1904 Holsman Hi-Wheeler
Antique Automobile is Part of Coastsider's Family Tree
*Please note this information is from the 2013 event. Please return 3-4 weeks prior to the event when we post information for the 2014 event.
In 1902, Henry K. Holsman officially rolled his first high-wheeled Holsman motor buggy onto the showroom floor. Over a century later, his grand-nephew, Moss Beach resident Jim Holsman, will be bringing his own, beautifully restored Holsman to the Pacific Coat Dream Machines Show, April 26-27 at Half Moon Bay Airport, where he expects it to cause as much of a stir as did the very first Holsman.
"I had been looking for one for about ten years and was getting kind of frustrated," Holsman says. "People just don’t want to part with them. And then I just missed hearing about one that went up for auction in Holland. That one ended up going to Russia."
But his luck changed several years ago when the owner of a Holsman passed away and the car went to auction in Hershey, PA. "My Holsman had been displayed in the Blackhawk Museum in Danville, and it was beautifully restored," says Holsman. "Sometimes, I still can’t believe it’s mine."
Although his Model 3, which originally cost around $700 and is now valued at more than $50,000, had been restored to its original splendor, Holsman was a bit leery of firing it up right away. "I wanted to tinker with it a bit, get to know it, and then start it up on a day when I knew I had a lot of time and could savor the experience."
He ultimately decided it was the perfect way to welcome in 2005, so on New Year’s Day, he and a few friends fussed with it for a short time. "I was kind of surprised actually how easily it started," he laughs. "It was just a great experience."
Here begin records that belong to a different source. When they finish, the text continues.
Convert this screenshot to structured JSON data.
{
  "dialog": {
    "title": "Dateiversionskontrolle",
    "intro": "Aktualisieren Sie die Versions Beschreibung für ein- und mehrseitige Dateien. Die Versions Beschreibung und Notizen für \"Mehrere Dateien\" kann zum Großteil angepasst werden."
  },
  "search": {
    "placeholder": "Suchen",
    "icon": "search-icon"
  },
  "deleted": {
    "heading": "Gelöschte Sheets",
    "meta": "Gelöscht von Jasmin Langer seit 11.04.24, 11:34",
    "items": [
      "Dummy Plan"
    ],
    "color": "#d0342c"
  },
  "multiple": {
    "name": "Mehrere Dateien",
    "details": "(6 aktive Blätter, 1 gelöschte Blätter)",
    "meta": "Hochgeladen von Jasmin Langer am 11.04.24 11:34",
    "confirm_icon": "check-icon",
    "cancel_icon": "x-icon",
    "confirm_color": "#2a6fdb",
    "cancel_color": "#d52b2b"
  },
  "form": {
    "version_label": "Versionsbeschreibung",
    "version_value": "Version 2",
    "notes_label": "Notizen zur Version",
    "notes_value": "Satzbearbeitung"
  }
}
Loyal to the original design intended by his great-uncle, Holsman eschews the electric starter, most likely installed during restoration. He prefers instead the old-fashioned crank start to power up the car’s 2-cylinder, 12-horsepower motor. To navigate, it has a tiller that doubles as steering device and throttle.
"I can push it to 20 MPH," says Holsman, "but it’s a lot happier at 5 or 10 MPH. it has a very high center of gravity due to the wheels, so slower is definitely better."
Owning a Holsman also significantly puts a damper on any long distance trips; its gas tank only holds 5 gallons. "I did read about a fellow who actually drove from California to the New York World’s Fair," says Holsman, "but I don’t think I’ll be trying to replicate that."
Commonly known as a motor buggy, Holsmans were exactly that — horse carriages modified with a motor, steering, and brakes. Like other motor buggies of the early 1900s, Holsman automobiles were known for their high wheels, which afforded better navigation on primitive rural roads, where mud and deep ruts were a regular event.
"They were designed for people who needed the convenience of an automobile but lived in rural areas," explains Holsman, "people like doctors, vets, or even farmers."
The wheels are wooden and rimmed by either steel or hard rubber. Some Holsmans even came with modified axels that allowed for a horse to be hooked up in the event a car became stuck. Among other intriguing features of the Model 3 are its rope drive, which turns the rear wheels, and the headlights, which are oil lamps that must be lighted with a match.
A variety of different models of Holsmans high wheeled automobiles were manufactured between 1902 and the company’s demise in 1910. "My great uncle was not known for being too progressive," Holsman admits. "Between that and the advent of (Henry Ford’s) Model T, the company went under."
There are no hard and fast numbers on how many cars were actually produced, nor how many remain today. Suffice it to say the Holsman is exceedingly rare.
To some, this unique vehicle is an interesting stop in automotive history, but to Jim Holsman, it has a far deeper meaning. "Like other inventive members of my family, Henry K. Holsman was really a pioneer," he says. "I really can’t describe the feeling of sitting in this car that was designed and manufactured by my great uncle. It’s not just automotive history—it’s family history."